Exercise prompt
Down to the last line, set down the material below exactly; skip the pictures.

Data to process
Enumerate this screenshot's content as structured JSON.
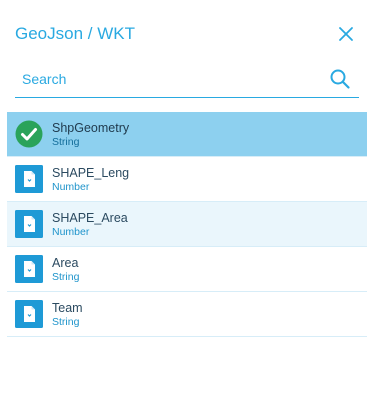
{
  "header": {
    "title": "GeoJson / WKT"
  },
  "search": {
    "placeholder": "Search",
    "value": ""
  },
  "colors": {
    "accent": "#29a9e1",
    "selected_row": "#8dd0ef",
    "hover_row": "#eaf6fc",
    "check_green": "#2aa35a"
  },
  "fields": [
    {
      "name": "ShpGeometry",
      "type": "String",
      "icon": "check-circle-icon",
      "state": "selected"
    },
    {
      "name": "SHAPE_Leng",
      "type": "Number",
      "icon": "document-icon",
      "state": "normal"
    },
    {
      "name": "SHAPE_Area",
      "type": "Number",
      "icon": "document-icon",
      "state": "hover"
    },
    {
      "name": "Area",
      "type": "String",
      "icon": "document-icon",
      "state": "normal"
    },
    {
      "name": "Team",
      "type": "String",
      "icon": "document-icon",
      "state": "normal"
    }
  ]
}
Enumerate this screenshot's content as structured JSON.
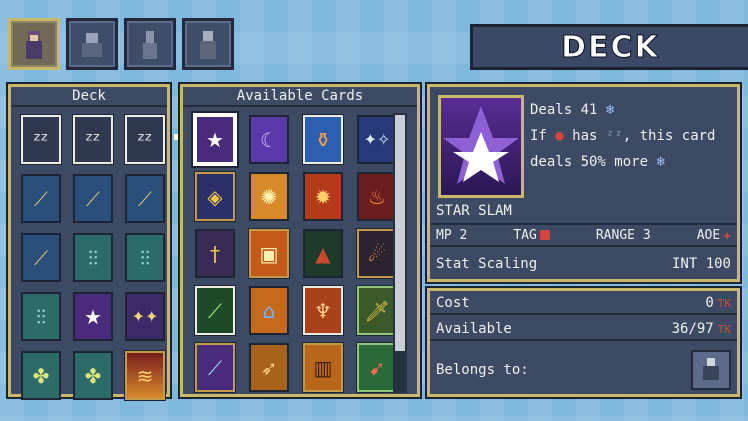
{
  "characters": [
    {
      "name": "character-1",
      "selected": true
    },
    {
      "name": "character-2",
      "selected": false
    },
    {
      "name": "character-3",
      "selected": false
    },
    {
      "name": "character-4",
      "selected": false
    }
  ],
  "header": {
    "title": "DECK"
  },
  "deck_panel": {
    "title": "Deck"
  },
  "available_panel": {
    "title": "Available Cards"
  },
  "card_info": {
    "name": "STAR SLAM",
    "desc_line1": "Deals 41",
    "desc_line2a": "If",
    "desc_line2b": "has",
    "desc_line2c": ", this card",
    "desc_line3": "deals 50% more",
    "mp": "MP 2",
    "tag": "TAG",
    "range": "RANGE 3",
    "aoe": "AOE",
    "stat_scaling_label": "Stat Scaling",
    "stat_scaling_value": "INT 100"
  },
  "cost_info": {
    "cost_label": "Cost",
    "cost_value": "0",
    "cost_unit": "TK",
    "available_label": "Available",
    "available_value": "36/97",
    "available_unit": "TK",
    "belongs_label": "Belongs to:"
  },
  "colors": {
    "accent_gold": "#c9b86a",
    "panel_bg": "#3d4a63",
    "red": "#d6453f"
  }
}
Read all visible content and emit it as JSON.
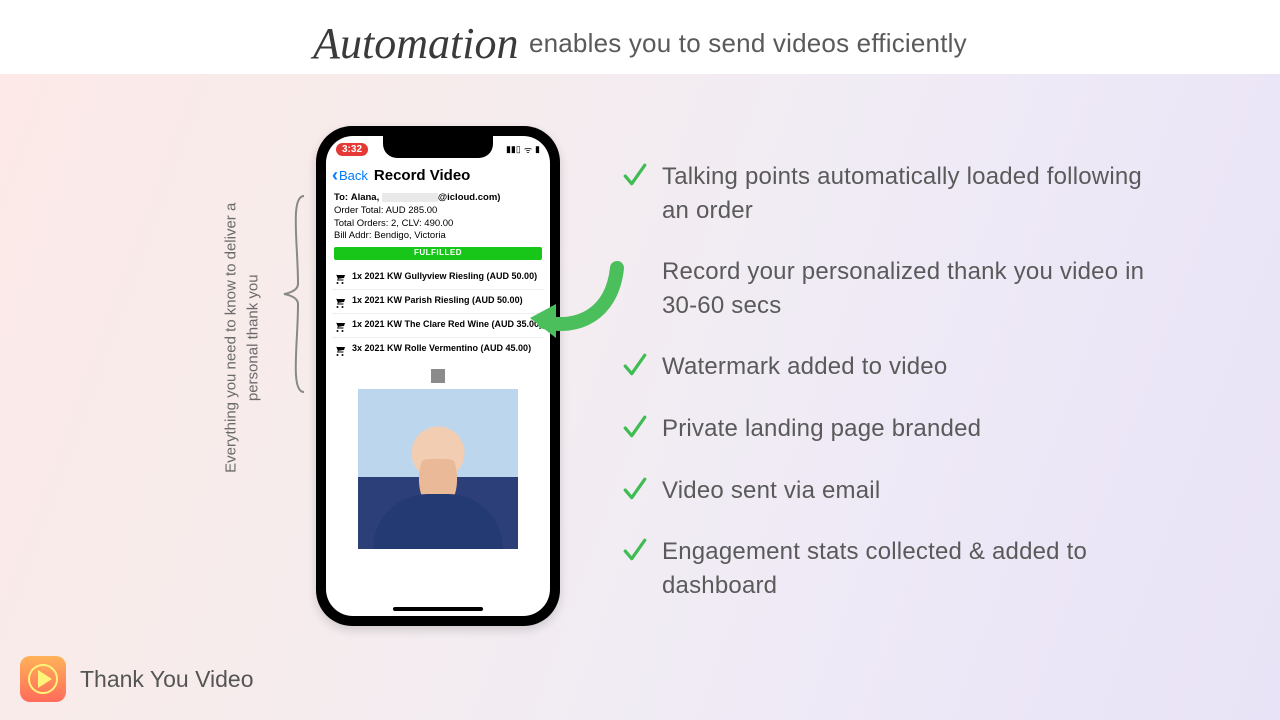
{
  "header": {
    "script": "Automation",
    "plain": "enables you to send videos efficiently"
  },
  "caption": "Everything you need to know to deliver a personal thank you",
  "phone": {
    "time": "3:32",
    "back": "Back",
    "title": "Record Video",
    "to_label": "To:",
    "to_name": "Alana,",
    "to_domain": "@icloud.com)",
    "order_total": "Order Total: AUD 285.00",
    "total_orders": "Total Orders: 2, CLV: 490.00",
    "bill_addr": "Bill Addr: Bendigo, Victoria",
    "fulfilled": "FULFILLED",
    "items": [
      "1x 2021 KW Gullyview Riesling (AUD 50.00)",
      "1x 2021 KW Parish Riesling (AUD 50.00)",
      "1x 2021 KW The Clare Red Wine (AUD 35.00)",
      "3x 2021 KW Rolle Vermentino (AUD 45.00)"
    ]
  },
  "features": [
    {
      "check": true,
      "text": "Talking points automatically loaded following an order"
    },
    {
      "check": false,
      "text": "Record your personalized thank you video in 30-60 secs"
    },
    {
      "check": true,
      "text": "Watermark added to video"
    },
    {
      "check": true,
      "text": "Private landing page branded"
    },
    {
      "check": true,
      "text": "Video sent via email"
    },
    {
      "check": true,
      "text": "Engagement stats collected & added to dashboard"
    }
  ],
  "brand": "Thank You Video"
}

Exercise output
Enumerate this screenshot's content as structured JSON.
{
  "header": {
    "title": "GeoJson / WKT"
  },
  "search": {
    "placeholder": "Search",
    "value": ""
  },
  "colors": {
    "accent": "#29a9e1",
    "selected_row": "#8dd0ef",
    "hover_row": "#eaf6fc",
    "check_green": "#2aa35a"
  },
  "fields": [
    {
      "name": "ShpGeometry",
      "type": "String",
      "icon": "check-circle-icon",
      "state": "selected"
    },
    {
      "name": "SHAPE_Leng",
      "type": "Number",
      "icon": "document-icon",
      "state": "normal"
    },
    {
      "name": "SHAPE_Area",
      "type": "Number",
      "icon": "document-icon",
      "state": "hover"
    },
    {
      "name": "Area",
      "type": "String",
      "icon": "document-icon",
      "state": "normal"
    },
    {
      "name": "Team",
      "type": "String",
      "icon": "document-icon",
      "state": "normal"
    }
  ]
}
Enumerate this screenshot's content as structured JSON.
{
  "characters": [
    {
      "name": "character-1",
      "selected": true
    },
    {
      "name": "character-2",
      "selected": false
    },
    {
      "name": "character-3",
      "selected": false
    },
    {
      "name": "character-4",
      "selected": false
    }
  ],
  "header": {
    "title": "DECK"
  },
  "deck_panel": {
    "title": "Deck"
  },
  "available_panel": {
    "title": "Available Cards"
  },
  "card_info": {
    "name": "STAR SLAM",
    "desc_line1": "Deals 41",
    "desc_line2a": "If",
    "desc_line2b": "has",
    "desc_line2c": ", this card",
    "desc_line3": "deals 50% more",
    "mp": "MP 2",
    "tag": "TAG",
    "range": "RANGE 3",
    "aoe": "AOE",
    "stat_scaling_label": "Stat Scaling",
    "stat_scaling_value": "INT 100"
  },
  "cost_info": {
    "cost_label": "Cost",
    "cost_value": "0",
    "cost_unit": "TK",
    "available_label": "Available",
    "available_value": "36/97",
    "available_unit": "TK",
    "belongs_label": "Belongs to:"
  },
  "colors": {
    "accent_gold": "#c9b86a",
    "panel_bg": "#3d4a63",
    "red": "#d6453f"
  }
}
Read all visible content and emit it as JSON.
{
  "header": {
    "script": "Automation",
    "plain": "enables you to send videos efficiently"
  },
  "caption": "Everything you need to know to deliver a personal thank you",
  "phone": {
    "time": "3:32",
    "back": "Back",
    "title": "Record Video",
    "to_label": "To:",
    "to_name": "Alana,",
    "to_domain": "@icloud.com)",
    "order_total": "Order Total: AUD 285.00",
    "total_orders": "Total Orders: 2, CLV: 490.00",
    "bill_addr": "Bill Addr: Bendigo, Victoria",
    "fulfilled": "FULFILLED",
    "items": [
      "1x 2021 KW Gullyview Riesling (AUD 50.00)",
      "1x 2021 KW Parish Riesling (AUD 50.00)",
      "1x 2021 KW The Clare Red Wine (AUD 35.00)",
      "3x 2021 KW Rolle Vermentino (AUD 45.00)"
    ]
  },
  "features": [
    {
      "check": true,
      "text": "Talking points automatically loaded following an order"
    },
    {
      "check": false,
      "text": "Record your personalized thank you video in 30-60 secs"
    },
    {
      "check": true,
      "text": "Watermark added to video"
    },
    {
      "check": true,
      "text": "Private landing page branded"
    },
    {
      "check": true,
      "text": "Video sent via email"
    },
    {
      "check": true,
      "text": "Engagement stats collected & added to dashboard"
    }
  ],
  "brand": "Thank You Video"
}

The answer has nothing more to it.